_WORK ORDER_
Read the lines below, and copy any that contain the string "您的快件在".

----- SUPPLIED MATERIAL

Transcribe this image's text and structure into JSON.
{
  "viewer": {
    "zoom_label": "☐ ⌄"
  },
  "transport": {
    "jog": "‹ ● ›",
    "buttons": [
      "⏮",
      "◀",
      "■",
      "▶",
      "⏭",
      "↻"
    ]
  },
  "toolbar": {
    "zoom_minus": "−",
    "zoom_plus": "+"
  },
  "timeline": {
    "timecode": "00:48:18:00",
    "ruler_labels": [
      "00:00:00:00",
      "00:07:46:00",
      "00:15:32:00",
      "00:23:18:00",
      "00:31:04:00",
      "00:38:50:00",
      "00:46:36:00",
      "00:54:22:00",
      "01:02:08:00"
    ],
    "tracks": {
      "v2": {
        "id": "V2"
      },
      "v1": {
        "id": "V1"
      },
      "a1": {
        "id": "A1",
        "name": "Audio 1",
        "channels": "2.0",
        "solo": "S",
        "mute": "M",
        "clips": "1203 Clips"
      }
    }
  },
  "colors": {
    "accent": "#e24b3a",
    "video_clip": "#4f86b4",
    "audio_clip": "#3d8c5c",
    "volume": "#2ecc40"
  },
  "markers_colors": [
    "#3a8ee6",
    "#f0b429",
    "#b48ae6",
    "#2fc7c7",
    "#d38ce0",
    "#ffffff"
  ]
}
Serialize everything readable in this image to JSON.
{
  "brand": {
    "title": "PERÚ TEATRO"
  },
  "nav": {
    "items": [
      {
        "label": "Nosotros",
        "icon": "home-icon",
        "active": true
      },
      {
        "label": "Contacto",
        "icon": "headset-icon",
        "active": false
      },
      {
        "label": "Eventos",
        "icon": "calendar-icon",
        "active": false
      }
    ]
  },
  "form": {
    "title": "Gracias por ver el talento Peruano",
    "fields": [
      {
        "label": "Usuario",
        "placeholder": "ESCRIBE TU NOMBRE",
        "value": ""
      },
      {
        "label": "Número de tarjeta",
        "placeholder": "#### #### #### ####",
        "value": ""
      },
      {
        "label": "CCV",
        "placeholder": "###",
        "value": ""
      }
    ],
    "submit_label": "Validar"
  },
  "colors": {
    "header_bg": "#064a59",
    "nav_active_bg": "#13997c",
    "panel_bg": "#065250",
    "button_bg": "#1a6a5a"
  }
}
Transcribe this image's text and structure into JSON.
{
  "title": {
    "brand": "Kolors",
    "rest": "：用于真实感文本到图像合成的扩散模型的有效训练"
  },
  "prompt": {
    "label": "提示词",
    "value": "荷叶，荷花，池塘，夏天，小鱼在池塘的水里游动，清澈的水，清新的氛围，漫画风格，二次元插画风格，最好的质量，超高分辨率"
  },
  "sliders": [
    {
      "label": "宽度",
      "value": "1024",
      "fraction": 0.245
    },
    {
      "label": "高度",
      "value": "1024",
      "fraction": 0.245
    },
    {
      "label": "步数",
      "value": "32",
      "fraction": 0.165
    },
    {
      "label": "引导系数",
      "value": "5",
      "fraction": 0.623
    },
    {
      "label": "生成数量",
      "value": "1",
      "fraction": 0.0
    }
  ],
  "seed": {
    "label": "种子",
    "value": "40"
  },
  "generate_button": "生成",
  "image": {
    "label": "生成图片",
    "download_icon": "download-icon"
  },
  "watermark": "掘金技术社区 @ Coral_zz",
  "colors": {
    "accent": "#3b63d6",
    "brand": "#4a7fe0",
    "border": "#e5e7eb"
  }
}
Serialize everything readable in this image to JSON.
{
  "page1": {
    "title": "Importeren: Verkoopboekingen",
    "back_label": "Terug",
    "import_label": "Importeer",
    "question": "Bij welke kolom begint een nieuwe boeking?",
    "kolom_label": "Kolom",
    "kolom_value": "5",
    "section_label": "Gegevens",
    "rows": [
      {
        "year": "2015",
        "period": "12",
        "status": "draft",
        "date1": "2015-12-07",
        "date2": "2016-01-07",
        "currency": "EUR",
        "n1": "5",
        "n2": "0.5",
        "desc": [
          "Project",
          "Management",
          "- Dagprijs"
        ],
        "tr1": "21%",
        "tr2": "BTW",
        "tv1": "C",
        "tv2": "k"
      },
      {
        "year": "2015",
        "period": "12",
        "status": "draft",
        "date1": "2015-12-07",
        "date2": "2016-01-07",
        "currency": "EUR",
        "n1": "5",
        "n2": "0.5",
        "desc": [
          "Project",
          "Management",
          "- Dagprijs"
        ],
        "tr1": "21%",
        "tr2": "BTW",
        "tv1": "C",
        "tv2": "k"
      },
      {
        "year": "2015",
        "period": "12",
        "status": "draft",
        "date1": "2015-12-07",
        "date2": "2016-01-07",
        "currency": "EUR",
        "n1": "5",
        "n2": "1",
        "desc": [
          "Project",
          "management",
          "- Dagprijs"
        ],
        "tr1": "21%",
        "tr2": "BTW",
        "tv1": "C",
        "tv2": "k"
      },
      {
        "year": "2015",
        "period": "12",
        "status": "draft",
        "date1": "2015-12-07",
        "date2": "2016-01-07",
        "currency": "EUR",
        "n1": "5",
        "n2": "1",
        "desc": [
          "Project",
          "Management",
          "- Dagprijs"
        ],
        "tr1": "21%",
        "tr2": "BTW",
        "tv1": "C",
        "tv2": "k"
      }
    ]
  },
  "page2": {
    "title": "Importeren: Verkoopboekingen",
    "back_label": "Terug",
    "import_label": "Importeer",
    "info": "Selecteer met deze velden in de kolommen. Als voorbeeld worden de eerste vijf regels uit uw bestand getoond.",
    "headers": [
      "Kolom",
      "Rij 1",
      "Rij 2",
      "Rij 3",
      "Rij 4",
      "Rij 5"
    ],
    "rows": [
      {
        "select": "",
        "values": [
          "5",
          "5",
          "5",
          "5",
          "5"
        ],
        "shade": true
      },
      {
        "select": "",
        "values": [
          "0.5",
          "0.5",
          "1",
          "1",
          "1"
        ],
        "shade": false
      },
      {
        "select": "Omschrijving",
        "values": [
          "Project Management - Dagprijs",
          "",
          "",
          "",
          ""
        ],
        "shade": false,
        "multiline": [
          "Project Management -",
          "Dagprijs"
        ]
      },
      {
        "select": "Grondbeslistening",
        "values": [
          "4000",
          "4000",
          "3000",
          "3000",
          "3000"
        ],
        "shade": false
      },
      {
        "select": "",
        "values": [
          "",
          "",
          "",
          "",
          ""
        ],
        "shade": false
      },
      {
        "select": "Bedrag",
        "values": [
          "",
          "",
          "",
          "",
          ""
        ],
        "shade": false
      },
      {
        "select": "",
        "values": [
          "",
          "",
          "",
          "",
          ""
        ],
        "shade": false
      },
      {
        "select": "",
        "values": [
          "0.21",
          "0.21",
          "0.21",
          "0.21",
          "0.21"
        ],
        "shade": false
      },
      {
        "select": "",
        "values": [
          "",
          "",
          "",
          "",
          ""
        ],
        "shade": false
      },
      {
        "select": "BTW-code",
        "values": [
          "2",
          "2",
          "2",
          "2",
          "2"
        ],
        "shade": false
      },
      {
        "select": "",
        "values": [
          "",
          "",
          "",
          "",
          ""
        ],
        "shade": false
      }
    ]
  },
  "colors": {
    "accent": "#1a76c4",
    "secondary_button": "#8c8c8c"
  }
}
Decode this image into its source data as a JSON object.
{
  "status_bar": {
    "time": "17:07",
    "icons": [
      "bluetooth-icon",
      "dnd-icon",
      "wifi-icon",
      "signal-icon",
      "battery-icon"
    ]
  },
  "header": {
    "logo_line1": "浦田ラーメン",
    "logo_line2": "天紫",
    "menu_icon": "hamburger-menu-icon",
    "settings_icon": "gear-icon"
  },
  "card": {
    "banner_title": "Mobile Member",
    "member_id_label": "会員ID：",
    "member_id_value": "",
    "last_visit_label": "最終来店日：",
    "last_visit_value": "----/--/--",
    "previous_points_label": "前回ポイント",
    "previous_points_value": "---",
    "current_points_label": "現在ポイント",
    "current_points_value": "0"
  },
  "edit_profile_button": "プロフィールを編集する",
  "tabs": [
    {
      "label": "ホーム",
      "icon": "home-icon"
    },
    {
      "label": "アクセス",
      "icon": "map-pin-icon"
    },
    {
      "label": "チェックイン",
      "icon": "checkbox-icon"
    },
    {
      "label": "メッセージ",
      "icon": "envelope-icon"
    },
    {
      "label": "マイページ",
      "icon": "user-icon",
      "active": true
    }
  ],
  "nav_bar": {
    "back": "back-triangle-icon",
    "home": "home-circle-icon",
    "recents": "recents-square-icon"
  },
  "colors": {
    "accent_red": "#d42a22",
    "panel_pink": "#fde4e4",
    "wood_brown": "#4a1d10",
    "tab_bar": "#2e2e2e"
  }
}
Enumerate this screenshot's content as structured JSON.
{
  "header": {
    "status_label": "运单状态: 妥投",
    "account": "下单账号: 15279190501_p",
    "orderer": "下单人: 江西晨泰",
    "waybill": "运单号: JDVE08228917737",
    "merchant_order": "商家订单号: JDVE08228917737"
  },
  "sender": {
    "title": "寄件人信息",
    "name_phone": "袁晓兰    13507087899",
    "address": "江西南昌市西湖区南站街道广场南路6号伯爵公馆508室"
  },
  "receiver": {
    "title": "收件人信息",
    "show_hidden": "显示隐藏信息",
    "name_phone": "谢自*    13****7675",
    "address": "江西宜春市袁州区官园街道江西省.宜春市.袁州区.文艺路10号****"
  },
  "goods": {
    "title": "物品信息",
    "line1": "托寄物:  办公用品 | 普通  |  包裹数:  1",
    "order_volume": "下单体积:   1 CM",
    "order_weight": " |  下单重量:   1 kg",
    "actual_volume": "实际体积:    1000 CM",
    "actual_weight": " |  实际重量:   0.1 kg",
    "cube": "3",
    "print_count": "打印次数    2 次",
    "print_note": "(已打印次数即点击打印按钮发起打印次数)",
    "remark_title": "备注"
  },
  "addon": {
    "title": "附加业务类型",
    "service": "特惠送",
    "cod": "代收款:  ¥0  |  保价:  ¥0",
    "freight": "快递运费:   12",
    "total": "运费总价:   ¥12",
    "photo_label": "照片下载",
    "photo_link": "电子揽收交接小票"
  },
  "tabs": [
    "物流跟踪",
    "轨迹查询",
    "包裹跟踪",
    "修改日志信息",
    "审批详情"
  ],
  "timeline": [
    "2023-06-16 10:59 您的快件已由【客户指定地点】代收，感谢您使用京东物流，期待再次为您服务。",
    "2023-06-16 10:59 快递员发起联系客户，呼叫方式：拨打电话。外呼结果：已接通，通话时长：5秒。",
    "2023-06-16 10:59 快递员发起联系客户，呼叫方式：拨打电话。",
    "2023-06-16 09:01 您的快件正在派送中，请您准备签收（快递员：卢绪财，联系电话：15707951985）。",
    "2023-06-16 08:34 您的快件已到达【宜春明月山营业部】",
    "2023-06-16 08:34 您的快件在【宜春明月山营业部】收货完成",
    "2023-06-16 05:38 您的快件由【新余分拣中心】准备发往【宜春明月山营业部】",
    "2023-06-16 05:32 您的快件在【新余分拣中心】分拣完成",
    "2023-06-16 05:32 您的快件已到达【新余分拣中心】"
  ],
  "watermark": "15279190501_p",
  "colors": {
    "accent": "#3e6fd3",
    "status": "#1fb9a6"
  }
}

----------

_SOLUTION TO THIS EXERCISE_
    "2023-06-16 08:34 您的快件在【宜春明月山营业部】收货完成",
    "2023-06-16 05:32 您的快件在【新余分拣中心】分拣完成",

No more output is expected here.